Prompt => Repeat the entries that follow verbatim, without any of their pictures.

Given information =>
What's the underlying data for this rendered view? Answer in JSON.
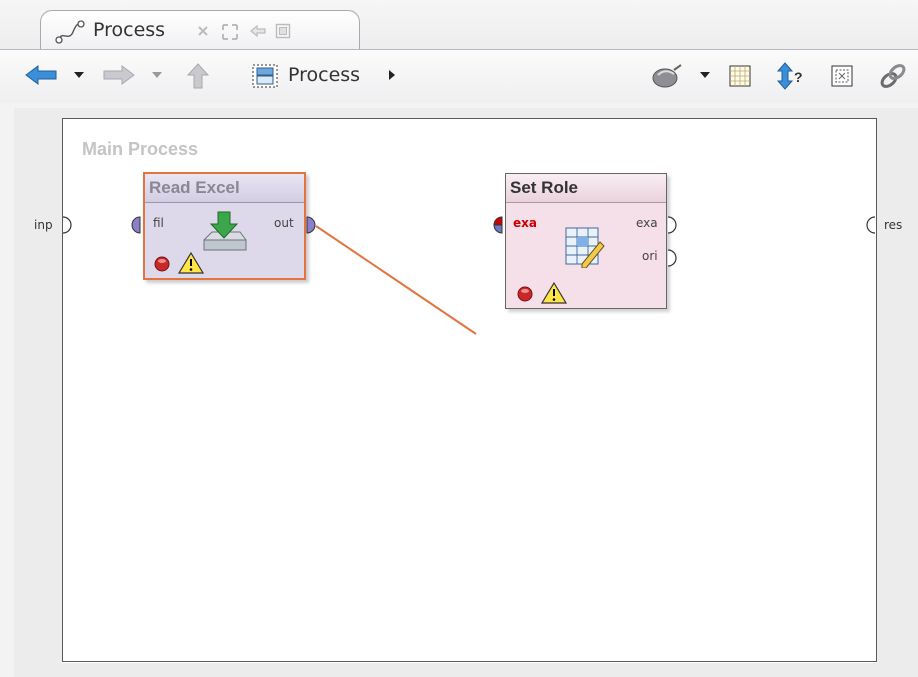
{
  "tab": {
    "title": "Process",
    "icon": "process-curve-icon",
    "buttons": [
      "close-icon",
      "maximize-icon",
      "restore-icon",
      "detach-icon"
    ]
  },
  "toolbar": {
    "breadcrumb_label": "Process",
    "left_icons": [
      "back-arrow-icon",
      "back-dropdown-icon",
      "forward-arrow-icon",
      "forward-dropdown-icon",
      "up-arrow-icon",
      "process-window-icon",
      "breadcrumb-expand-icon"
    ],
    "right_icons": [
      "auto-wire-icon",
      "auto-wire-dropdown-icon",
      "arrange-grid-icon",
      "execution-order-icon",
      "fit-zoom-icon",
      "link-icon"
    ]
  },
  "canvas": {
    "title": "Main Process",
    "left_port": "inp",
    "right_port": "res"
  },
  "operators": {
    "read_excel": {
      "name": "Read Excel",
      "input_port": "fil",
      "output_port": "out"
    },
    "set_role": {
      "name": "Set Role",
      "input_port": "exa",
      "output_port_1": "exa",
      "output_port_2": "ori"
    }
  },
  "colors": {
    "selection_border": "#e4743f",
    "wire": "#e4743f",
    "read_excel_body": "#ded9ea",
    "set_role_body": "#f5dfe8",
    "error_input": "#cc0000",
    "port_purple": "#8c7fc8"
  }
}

Solution for this task =>
What's the underlying data for this rendered view? Answer in JSON.
{
  "tab": {
    "title": "Process",
    "icon": "process-curve-icon",
    "buttons": [
      "close-icon",
      "maximize-icon",
      "restore-icon",
      "detach-icon"
    ]
  },
  "toolbar": {
    "breadcrumb_label": "Process",
    "left_icons": [
      "back-arrow-icon",
      "back-dropdown-icon",
      "forward-arrow-icon",
      "forward-dropdown-icon",
      "up-arrow-icon",
      "process-window-icon",
      "breadcrumb-expand-icon"
    ],
    "right_icons": [
      "auto-wire-icon",
      "auto-wire-dropdown-icon",
      "arrange-grid-icon",
      "execution-order-icon",
      "fit-zoom-icon",
      "link-icon"
    ]
  },
  "canvas": {
    "title": "Main Process",
    "left_port": "inp",
    "right_port": "res"
  },
  "operators": {
    "read_excel": {
      "name": "Read Excel",
      "input_port": "fil",
      "output_port": "out"
    },
    "set_role": {
      "name": "Set Role",
      "input_port": "exa",
      "output_port_1": "exa",
      "output_port_2": "ori"
    }
  },
  "colors": {
    "selection_border": "#e4743f",
    "wire": "#e4743f",
    "read_excel_body": "#ded9ea",
    "set_role_body": "#f5dfe8",
    "error_input": "#cc0000",
    "port_purple": "#8c7fc8"
  }
}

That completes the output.